** SOURCE INFORMATION follows **
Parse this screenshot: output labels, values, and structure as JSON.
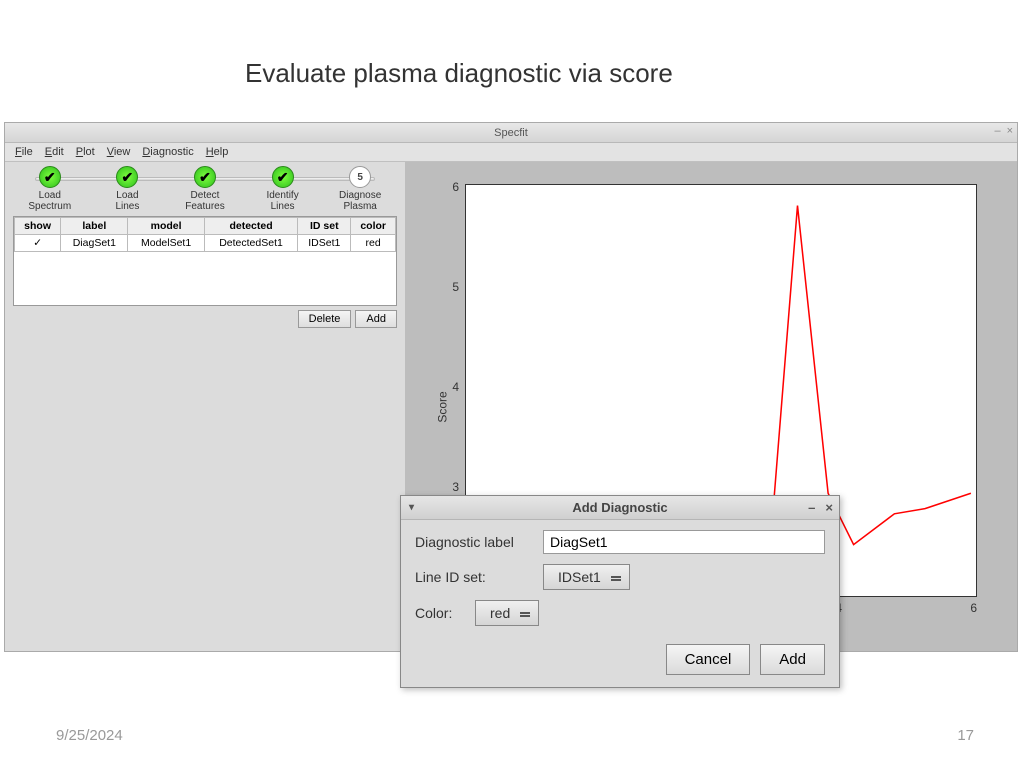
{
  "slide": {
    "title": "Evaluate plasma diagnostic via score",
    "date": "9/25/2024",
    "page": "17"
  },
  "app": {
    "title": "Specfit",
    "menu": [
      "File",
      "Edit",
      "Plot",
      "View",
      "Diagnostic",
      "Help"
    ],
    "steps": [
      {
        "label": "Load\nSpectrum",
        "state": "done"
      },
      {
        "label": "Load\nLines",
        "state": "done"
      },
      {
        "label": "Detect\nFeatures",
        "state": "done"
      },
      {
        "label": "Identify\nLines",
        "state": "done"
      },
      {
        "label": "Diagnose\nPlasma",
        "state": "num",
        "num": "5"
      }
    ],
    "table": {
      "headers": [
        "show",
        "label",
        "model",
        "detected",
        "ID set",
        "color"
      ],
      "row": {
        "show": "✓",
        "label": "DiagSet1",
        "model": "ModelSet1",
        "detected": "DetectedSet1",
        "idset": "IDSet1",
        "color": "red"
      }
    },
    "buttons": {
      "delete": "Delete",
      "add": "Add"
    }
  },
  "dialog": {
    "title": "Add Diagnostic",
    "label_lbl": "Diagnostic label",
    "label_val": "DiagSet1",
    "idset_lbl": "Line ID set:",
    "idset_val": "IDSet1",
    "color_lbl": "Color:",
    "color_val": "red",
    "cancel": "Cancel",
    "add": "Add"
  },
  "chart_data": {
    "type": "line",
    "ylabel": "Score",
    "ylim": [
      2,
      6
    ],
    "yticks": [
      3,
      4,
      5,
      6
    ],
    "xticks": [
      4,
      6
    ],
    "series": [
      {
        "name": "DiagSet1",
        "color": "red",
        "x": [
          3.5,
          3.75,
          4.0,
          4.25,
          4.5,
          4.75,
          5.0
        ],
        "y": [
          2.7,
          5.8,
          3.0,
          2.5,
          2.8,
          2.85,
          3.0
        ]
      }
    ]
  }
}
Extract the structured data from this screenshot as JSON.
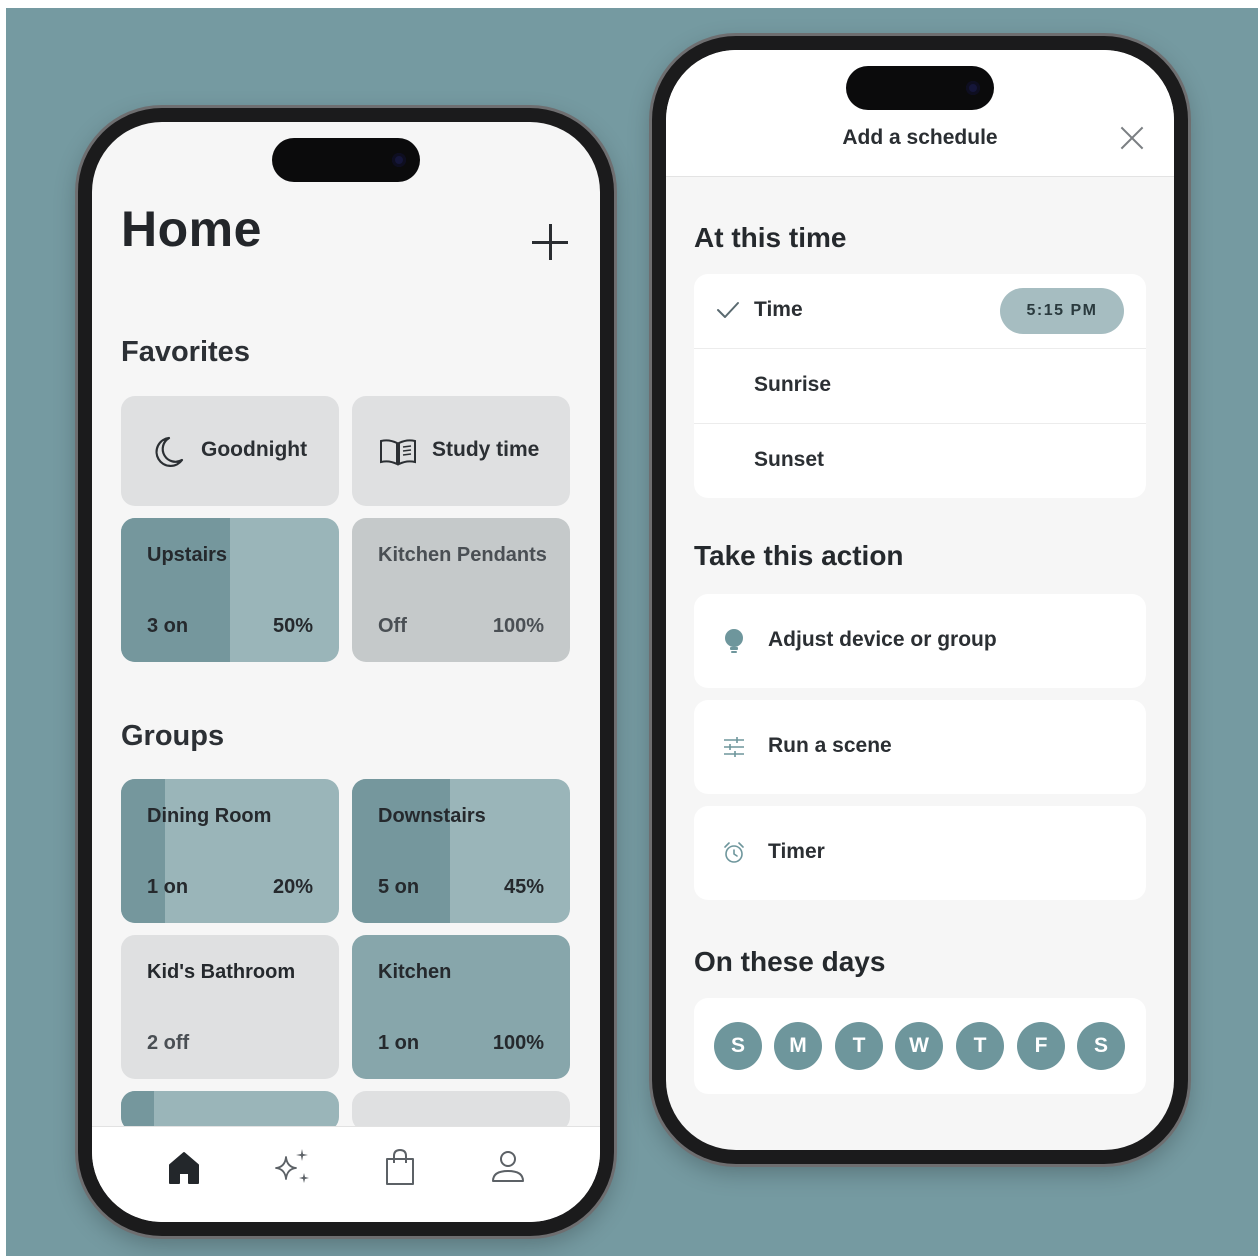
{
  "colors": {
    "background": "#759aa1",
    "group_tile": "#9ab5b9",
    "group_fill": "#75979d",
    "day_chip": "#6e969c",
    "time_pill": "#a6bdc1"
  },
  "home": {
    "title": "Home",
    "add_icon": "plus-icon",
    "favorites_title": "Favorites",
    "favorites": [
      {
        "label": "Goodnight",
        "icon": "moon-icon"
      },
      {
        "label": "Study time",
        "icon": "book-icon"
      }
    ],
    "favorite_groups": [
      {
        "name": "Upstairs",
        "state": "3 on",
        "brightness": "50%",
        "fill_fraction": 0.5
      },
      {
        "name": "Kitchen Pendants",
        "state": "Off",
        "brightness": "100%",
        "fill_fraction": 0
      }
    ],
    "groups_title": "Groups",
    "groups": [
      {
        "name": "Dining Room",
        "state": "1 on",
        "brightness": "20%",
        "fill_fraction": 0.2
      },
      {
        "name": "Downstairs",
        "state": "5 on",
        "brightness": "45%",
        "fill_fraction": 0.45
      },
      {
        "name": "Kid's Bathroom",
        "state": "2 off",
        "brightness": "",
        "fill_fraction": 0
      },
      {
        "name": "Kitchen",
        "state": "1 on",
        "brightness": "100%",
        "fill_fraction": 1
      }
    ],
    "tabs": [
      {
        "name": "home",
        "icon": "home-icon"
      },
      {
        "name": "scenes",
        "icon": "sparkles-icon"
      },
      {
        "name": "shop",
        "icon": "shopping-bag-icon"
      },
      {
        "name": "profile",
        "icon": "person-icon"
      }
    ]
  },
  "schedule": {
    "title": "Add a schedule",
    "close_icon": "close-icon",
    "time_section": "At this time",
    "time_options": [
      {
        "label": "Time",
        "selected": true,
        "value": "5:15 PM"
      },
      {
        "label": "Sunrise",
        "selected": false
      },
      {
        "label": "Sunset",
        "selected": false
      }
    ],
    "action_section": "Take this action",
    "actions": [
      {
        "label": "Adjust device or group",
        "icon": "bulb-icon"
      },
      {
        "label": "Run a scene",
        "icon": "sliders-icon"
      },
      {
        "label": "Timer",
        "icon": "alarm-clock-icon"
      }
    ],
    "days_section": "On these days",
    "days": [
      "S",
      "M",
      "T",
      "W",
      "T",
      "F",
      "S"
    ]
  }
}
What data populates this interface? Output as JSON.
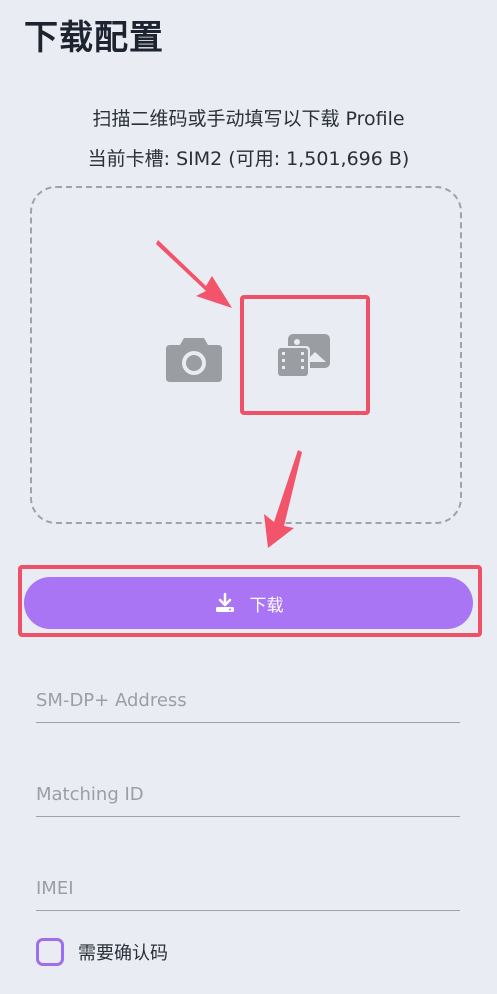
{
  "header": {
    "title": "下载配置"
  },
  "instructions": {
    "line1": "扫描二维码或手动填写以下载 Profile",
    "line2": "当前卡槽: SIM2 (可用: 1,501,696 B)"
  },
  "scan": {
    "camera_icon": "camera-icon",
    "gallery_icon": "gallery-icon"
  },
  "download": {
    "label": "下载",
    "icon": "download-icon"
  },
  "form": {
    "smdp_placeholder": "SM-DP+ Address",
    "smdp_value": "",
    "matching_id_placeholder": "Matching ID",
    "matching_id_value": "",
    "imei_placeholder": "IMEI",
    "imei_value": "",
    "confirm_code_label": "需要确认码",
    "confirm_code_checked": false
  },
  "colors": {
    "background": "#e9ecf2",
    "accent": "#a975f4",
    "highlight": "#ef5267",
    "icon_gray": "#9a9da1"
  }
}
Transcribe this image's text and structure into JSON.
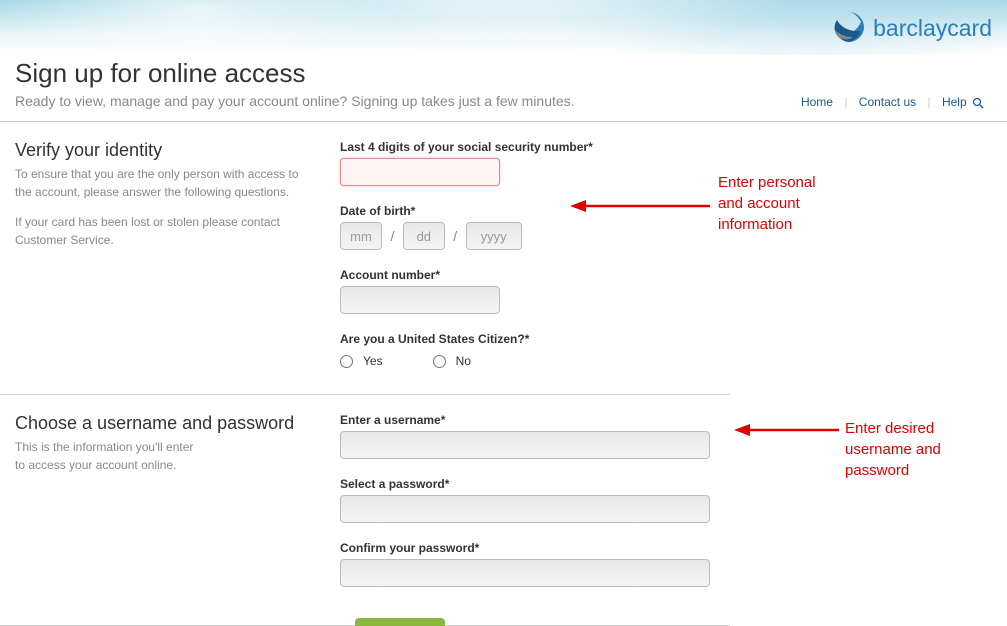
{
  "brand": {
    "name": "barclaycard"
  },
  "nav": {
    "home": "Home",
    "contact": "Contact us",
    "help": "Help"
  },
  "header": {
    "title": "Sign up for online access",
    "subtitle": "Ready to view, manage and pay your account online? Signing up takes just a few minutes."
  },
  "identity": {
    "heading": "Verify your identity",
    "desc1": "To ensure that you are the only person with access to the account, please answer the following questions.",
    "desc2": "If your card has been lost or stolen please contact Customer Service.",
    "ssn_label": "Last 4 digits of your social security number*",
    "dob_label": "Date of birth*",
    "dob_mm_ph": "mm",
    "dob_dd_ph": "dd",
    "dob_yyyy_ph": "yyyy",
    "acct_label": "Account number*",
    "citizen_label": "Are you a United States Citizen?*",
    "citizen_yes": "Yes",
    "citizen_no": "No"
  },
  "credentials": {
    "heading": "Choose a username and password",
    "desc": "This is the information you'll enter\nto access your account online.",
    "username_label": "Enter a username*",
    "password_label": "Select a password*",
    "confirm_label": "Confirm your password*"
  },
  "annotations": {
    "a1": "Enter personal\nand account\ninformation",
    "a2": "Enter desired\nusername and\npassword"
  }
}
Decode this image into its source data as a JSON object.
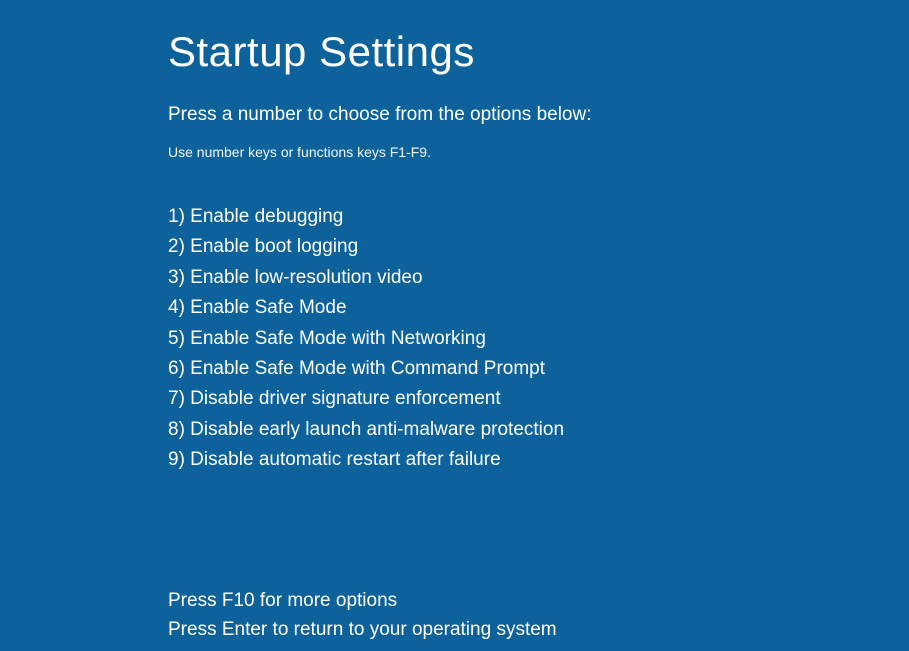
{
  "title": "Startup Settings",
  "subtitle": "Press a number to choose from the options below:",
  "hint": "Use number keys or functions keys F1-F9.",
  "options": [
    "1) Enable debugging",
    "2) Enable boot logging",
    "3) Enable low-resolution video",
    "4) Enable Safe Mode",
    "5) Enable Safe Mode with Networking",
    "6) Enable Safe Mode with Command Prompt",
    "7) Disable driver signature enforcement",
    "8) Disable early launch anti-malware protection",
    "9) Disable automatic restart after failure"
  ],
  "footer": {
    "more_options": "Press F10 for more options",
    "return_line": "Press Enter to return to your operating system"
  }
}
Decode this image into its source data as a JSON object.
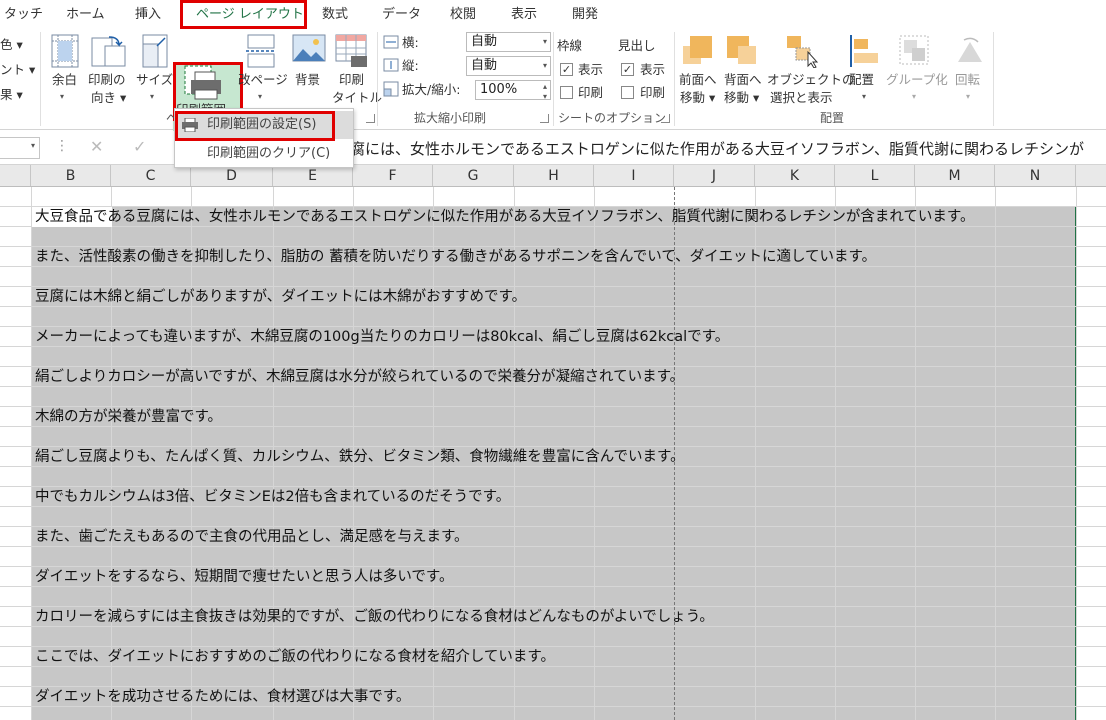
{
  "tabs": [
    {
      "label": "タッチ"
    },
    {
      "label": "ホーム"
    },
    {
      "label": "挿入"
    },
    {
      "label": "ページ レイアウト"
    },
    {
      "label": "数式"
    },
    {
      "label": "データ"
    },
    {
      "label": "校閲"
    },
    {
      "label": "表示"
    },
    {
      "label": "開発"
    }
  ],
  "ribbon": {
    "left_partial": [
      "色 ▾",
      "ント ▾",
      "果 ▾"
    ],
    "margins": {
      "label": "余白",
      "arrow": "▾"
    },
    "orientation": {
      "line1": "印刷の",
      "line2": "向き ▾"
    },
    "size": {
      "label": "サイズ",
      "arrow": "▾"
    },
    "print_area": {
      "label": "印刷範囲",
      "arrow": "▾"
    },
    "breaks": {
      "label": "改ページ",
      "arrow": "▾"
    },
    "background": {
      "label": "背景"
    },
    "print_titles": {
      "line1": "印刷",
      "line2": "タイトル"
    },
    "page_setup_group_partial": "ペ",
    "scale": {
      "width_label": "横:",
      "width_value": "自動",
      "height_label": "縦:",
      "height_value": "自動",
      "zoom_label": "拡大/縮小:",
      "zoom_value": "100%",
      "group": "拡大縮小印刷"
    },
    "sheet_options": {
      "gridlines": "枠線",
      "headings": "見出し",
      "view": "表示",
      "print": "印刷",
      "group": "シートのオプション"
    },
    "arrange": {
      "bring_forward": {
        "line1": "前面へ",
        "line2": "移動 ▾"
      },
      "send_backward": {
        "line1": "背面へ",
        "line2": "移動 ▾"
      },
      "selection_pane": {
        "line1": "オブジェクトの",
        "line2": "選択と表示"
      },
      "align": {
        "label": "配置",
        "arrow": "▾"
      },
      "group_btn": {
        "label": "グループ化",
        "arrow": "▾"
      },
      "rotate": {
        "label": "回転",
        "arrow": "▾"
      },
      "group": "配置"
    }
  },
  "menu": {
    "set_print_area": "印刷範囲の設定(S)",
    "clear_print_area": "印刷範囲のクリア(C)"
  },
  "formula_bar": {
    "cancel": "✕",
    "enter": "✓",
    "fx_dots": "⋮",
    "content": "腐には、女性ホルモンであるエストロゲンに似た作用がある大豆イソフラボン、脂質代謝に関わるレチシンが"
  },
  "columns": [
    "B",
    "C",
    "D",
    "E",
    "F",
    "G",
    "H",
    "I",
    "J",
    "K",
    "L",
    "M",
    "N"
  ],
  "rows": [
    "大豆食品である豆腐には、女性ホルモンであるエストロゲンに似た作用がある大豆イソフラボン、脂質代謝に関わるレチシンが含まれています。",
    "また、活性酸素の働きを抑制したり、脂肪の 蓄積を防いだりする働きがあるサポニンを含んでいて、ダイエットに適しています。",
    "豆腐には木綿と絹ごしがありますが、ダイエットには木綿がおすすめです。",
    "メーカーによっても違いますが、木綿豆腐の100g当たりのカロリーは80kcal、絹ごし豆腐は62kcalです。",
    "絹ごしよりカロシーが高いですが、木綿豆腐は水分が絞られているので栄養分が凝縮されています。",
    "木綿の方が栄養が豊富です。",
    "絹ごし豆腐よりも、たんぱく質、カルシウム、鉄分、ビタミン類、食物繊維を豊富に含んでいます。",
    "中でもカルシウムは3倍、ビタミンEは2倍も含まれているのだそうです。",
    "また、歯ごたえもあるので主食の代用品とし、満足感を与えます。",
    "ダイエットをするなら、短期間で痩せたいと思う人は多いです。",
    "カロリーを減らすには主食抜きは効果的ですが、ご飯の代わりになる食材はどんなものがよいでしょう。",
    "ここでは、ダイエットにおすすめのご飯の代わりになる食材を紹介しています。",
    "ダイエットを成功させるためには、食材選びは大事です。"
  ],
  "colors": {
    "accent": "#217346",
    "highlight": "#e00000",
    "selection": "#c7c7c7"
  }
}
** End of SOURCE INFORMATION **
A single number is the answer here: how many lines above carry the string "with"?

3